-- Dataset follows --

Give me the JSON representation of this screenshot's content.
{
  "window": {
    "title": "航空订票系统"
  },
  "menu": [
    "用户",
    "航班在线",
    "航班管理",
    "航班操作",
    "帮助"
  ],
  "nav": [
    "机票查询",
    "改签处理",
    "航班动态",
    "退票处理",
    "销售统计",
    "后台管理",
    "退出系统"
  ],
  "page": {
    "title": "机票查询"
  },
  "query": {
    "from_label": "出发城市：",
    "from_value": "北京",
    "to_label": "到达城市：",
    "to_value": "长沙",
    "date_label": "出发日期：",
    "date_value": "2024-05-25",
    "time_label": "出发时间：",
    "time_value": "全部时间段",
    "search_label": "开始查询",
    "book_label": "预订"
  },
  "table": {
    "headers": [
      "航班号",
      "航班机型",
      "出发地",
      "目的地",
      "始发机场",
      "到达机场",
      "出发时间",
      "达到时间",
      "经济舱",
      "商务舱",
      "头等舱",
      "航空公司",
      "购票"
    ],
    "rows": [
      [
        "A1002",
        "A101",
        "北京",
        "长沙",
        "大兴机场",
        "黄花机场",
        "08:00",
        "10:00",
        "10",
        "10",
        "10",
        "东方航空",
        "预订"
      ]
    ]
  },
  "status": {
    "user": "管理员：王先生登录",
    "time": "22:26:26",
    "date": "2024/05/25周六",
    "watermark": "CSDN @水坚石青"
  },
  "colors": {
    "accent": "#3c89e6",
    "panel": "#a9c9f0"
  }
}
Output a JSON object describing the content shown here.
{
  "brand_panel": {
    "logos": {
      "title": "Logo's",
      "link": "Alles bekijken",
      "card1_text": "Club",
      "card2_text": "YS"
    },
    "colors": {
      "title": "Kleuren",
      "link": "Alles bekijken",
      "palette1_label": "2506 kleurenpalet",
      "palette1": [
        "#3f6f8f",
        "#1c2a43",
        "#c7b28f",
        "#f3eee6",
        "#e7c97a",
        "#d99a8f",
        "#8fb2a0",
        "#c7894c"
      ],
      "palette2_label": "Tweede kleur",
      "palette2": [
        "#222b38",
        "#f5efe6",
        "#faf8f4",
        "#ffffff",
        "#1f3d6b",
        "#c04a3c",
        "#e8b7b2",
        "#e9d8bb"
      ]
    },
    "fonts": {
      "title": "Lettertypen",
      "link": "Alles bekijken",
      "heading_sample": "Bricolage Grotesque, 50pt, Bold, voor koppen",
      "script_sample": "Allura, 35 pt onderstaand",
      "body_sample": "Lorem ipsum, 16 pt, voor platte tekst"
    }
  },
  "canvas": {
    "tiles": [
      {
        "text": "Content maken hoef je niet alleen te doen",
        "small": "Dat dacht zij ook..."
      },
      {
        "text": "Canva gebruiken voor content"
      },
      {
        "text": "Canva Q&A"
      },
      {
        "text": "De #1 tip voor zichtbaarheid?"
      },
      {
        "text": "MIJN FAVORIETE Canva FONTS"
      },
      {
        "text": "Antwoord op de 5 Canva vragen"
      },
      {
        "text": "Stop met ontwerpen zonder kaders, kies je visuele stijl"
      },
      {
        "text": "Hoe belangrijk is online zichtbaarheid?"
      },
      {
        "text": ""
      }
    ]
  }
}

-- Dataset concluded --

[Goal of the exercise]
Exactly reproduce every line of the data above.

[Solution to the exercise]
Give me the JSON representation of this screenshot's content.
{
  "window": {
    "title": "航空订票系统"
  },
  "menu": [
    "用户",
    "航班在线",
    "航班管理",
    "航班操作",
    "帮助"
  ],
  "nav": [
    "机票查询",
    "改签处理",
    "航班动态",
    "退票处理",
    "销售统计",
    "后台管理",
    "退出系统"
  ],
  "page": {
    "title": "机票查询"
  },
  "query": {
    "from_label": "出发城市：",
    "from_value": "北京",
    "to_label": "到达城市：",
    "to_value": "长沙",
    "date_label": "出发日期：",
    "date_value": "2024-05-25",
    "time_label": "出发时间：",
    "time_value": "全部时间段",
    "search_label": "开始查询",
    "book_label": "预订"
  },
  "table": {
    "headers": [
      "航班号",
      "航班机型",
      "出发地",
      "目的地",
      "始发机场",
      "到达机场",
      "出发时间",
      "达到时间",
      "经济舱",
      "商务舱",
      "头等舱",
      "航空公司",
      "购票"
    ],
    "rows": [
      [
        "A1002",
        "A101",
        "北京",
        "长沙",
        "大兴机场",
        "黄花机场",
        "08:00",
        "10:00",
        "10",
        "10",
        "10",
        "东方航空",
        "预订"
      ]
    ]
  },
  "status": {
    "user": "管理员：王先生登录",
    "time": "22:26:26",
    "date": "2024/05/25周六",
    "watermark": "CSDN @水坚石青"
  },
  "colors": {
    "accent": "#3c89e6",
    "panel": "#a9c9f0"
  }
}
Output a JSON object describing the content shown here.
{
  "brand_panel": {
    "logos": {
      "title": "Logo's",
      "link": "Alles bekijken",
      "card1_text": "Club",
      "card2_text": "YS"
    },
    "colors": {
      "title": "Kleuren",
      "link": "Alles bekijken",
      "palette1_label": "2506 kleurenpalet",
      "palette1": [
        "#3f6f8f",
        "#1c2a43",
        "#c7b28f",
        "#f3eee6",
        "#e7c97a",
        "#d99a8f",
        "#8fb2a0",
        "#c7894c"
      ],
      "palette2_label": "Tweede kleur",
      "palette2": [
        "#222b38",
        "#f5efe6",
        "#faf8f4",
        "#ffffff",
        "#1f3d6b",
        "#c04a3c",
        "#e8b7b2",
        "#e9d8bb"
      ]
    },
    "fonts": {
      "title": "Lettertypen",
      "link": "Alles bekijken",
      "heading_sample": "Bricolage Grotesque, 50pt, Bold, voor koppen",
      "script_sample": "Allura, 35 pt onderstaand",
      "body_sample": "Lorem ipsum, 16 pt, voor platte tekst"
    }
  },
  "canvas": {
    "tiles": [
      {
        "text": "Content maken hoef je niet alleen te doen",
        "small": "Dat dacht zij ook..."
      },
      {
        "text": "Canva gebruiken voor content"
      },
      {
        "text": "Canva Q&A"
      },
      {
        "text": "De #1 tip voor zichtbaarheid?"
      },
      {
        "text": "MIJN FAVORIETE Canva FONTS"
      },
      {
        "text": "Antwoord op de 5 Canva vragen"
      },
      {
        "text": "Stop met ontwerpen zonder kaders, kies je visuele stijl"
      },
      {
        "text": "Hoe belangrijk is online zichtbaarheid?"
      },
      {
        "text": ""
      }
    ]
  }
}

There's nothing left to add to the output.